Following a much-publicized trip around the Scottish Highlands to collect more Gaelic manuscripts, Macpherson published the two epics Fingal and Temora. For years after their publication, Macpherson conducted a public debate with Johnson over the authenticity of his Ossianic poetry. The controversy was perpetuated by Macpherson's unwillingness to produce the originals of the poems he claimed to have translated; he continued to insist on his integrity while refusing to offer any evidence to support his claims. "Stubborn audacity," Johnson finally wrote, "is the last refuge of guilt." Macpherson, meanwhile, made a great deal of money from his publications, and his fame as the translator of Ossian also brought him opportunities in business and politics. He became extensively involved in the growing trade with India, served in the House of Commons, and purchased an estate in Scotland. He died on his estate in 1796, leaving an endowment of a thousand pounds to fund the publication of the Gaelic originals he still insisted existed for his poetry.
In Fingal Macpherson attempted to provide Scotland with a national epic, as Homer did for the Greeks, or Vergil for the Romans. Temora describes the raising of a monument to honor Fingal's victories in battle. Macpherson's Ossianic poems were all written in a style intended as an exact rendering of Gaelic verse. As Robert Fitzgerald has noted, quoting from the Fragments, Macpherson deliberately reordered his syntax to sound like a word-for-word translation of an ancient language: "Bent is his head of age, and red his tearful eye. Alpin, thou son of the song, why alone on the silent hill?" Widely praised for their natural descriptions of the Scottish highlands, the poems anticipated many aspects of Romantic poetry. They also appealed to a growing European interest in an idealized primitive society. Robert Folkenflik has attributed Macpherson's popularity in Scotland to his ability to create a heroic and poetic past that his countrymen wanted to believe had existed: "The general reception of the Ossianic works, with … Highland Scots by the score prepared to state under oath that they had learned these poems as boys, shows that the country was crying out for such a past and such a poet." Many scholars believe this was the basis of Macpherson's appeal throughout Europe. The poetry not only captured a pre-Romantic mood, it authenticated and legitimized it; people found some of their most popular beliefs embodied in what they believed was an artifact from an ancient civilization, and they took comfort in the discovery of an ancient poet who had expressed ideas with which they were familiar.

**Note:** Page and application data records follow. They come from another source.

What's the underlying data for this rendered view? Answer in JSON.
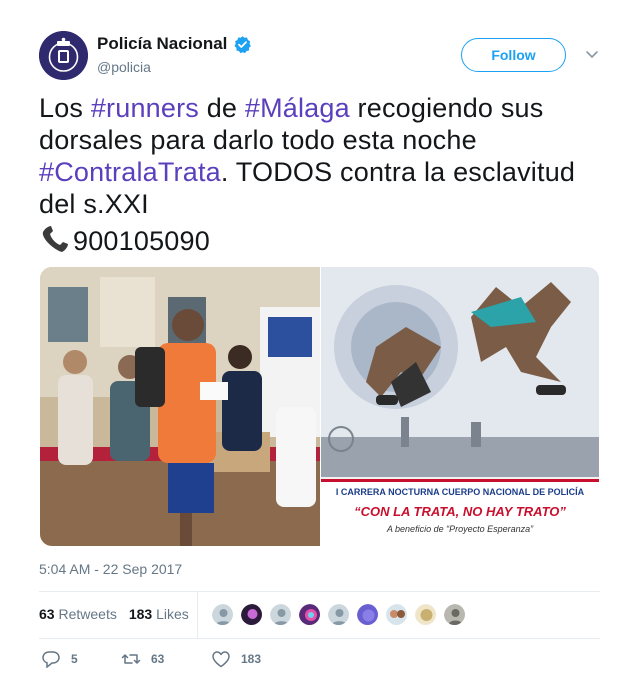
{
  "author": {
    "display_name": "Policía Nacional",
    "handle": "@policia",
    "verified": true,
    "avatar_color": "#2f2a6e"
  },
  "follow": {
    "label": "Follow",
    "color": "#1da1f2"
  },
  "tweet": {
    "parts": [
      {
        "t": "Los ",
        "tag": false
      },
      {
        "t": "#runners",
        "tag": true
      },
      {
        "t": " de ",
        "tag": false
      },
      {
        "t": "#Málaga",
        "tag": true
      },
      {
        "t": " recogiendo sus dorsales para darlo todo esta noche ",
        "tag": false
      },
      {
        "t": "#ContralaTrata",
        "tag": true
      },
      {
        "t": ". TODOS contra la esclavitud del s.XXI",
        "tag": false
      }
    ],
    "phone": "900105090",
    "phone_icon": "telephone-icon",
    "hashtag_color": "#5b3fbc"
  },
  "media": {
    "poster_line1": "I CARRERA NOCTURNA CUERPO NACIONAL DE POLICÍA",
    "poster_line2": "“CON LA TRATA, NO HAY TRATO”",
    "poster_line3": "A beneficio de “Proyecto Esperanza”"
  },
  "timestamp": "5:04 AM - 22 Sep 2017",
  "stats": {
    "retweets_count": "63",
    "retweets_label": "Retweets",
    "likes_count": "183",
    "likes_label": "Likes"
  },
  "actions": {
    "reply_count": "5",
    "retweet_count": "63",
    "like_count": "183"
  }
}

At the height of the controversy concerning Macpherson's sources, Johnson proclaimed that the Ossianic poems "never existed in any other form than that which we have seen. The editor, or author … doubtless inserted names that circulate in popular stories, and may have translated some wandering ballads, if any can be found." By the nineteenth century this verdict was widely accepted, and Ossian was less frequently and less widely read. "The extraordinarily fashionable almost inevitably becomes the irreconcilably unfashionable," George Saintsbury wrote of Macpherson at the turn of the twentieth century. But critics since then have been interested in rehabilitating Macpherson. Though the poems often had no exact originals, scholars have shown that they did rely on Gaelic sources; many have identified Gaelic sources for Macpherson's poetry and have established the existence of stylistic and structural similarities. For most critics, fraud is now too strict or harsh a verdict. Though the poems were not what Macpherson claimed, they still remain an important contribution to Scottish, English, and European culture, and critical discussion has turned from the issue of authenticity to exploration of the poetry itself. As Peter T. Murphy has written of Macpherson: "What he did with the inheritance of the Highlander is nothing worse than absorption, that respectable bardic activity … He adapted the Gaelic tradition to the modern world."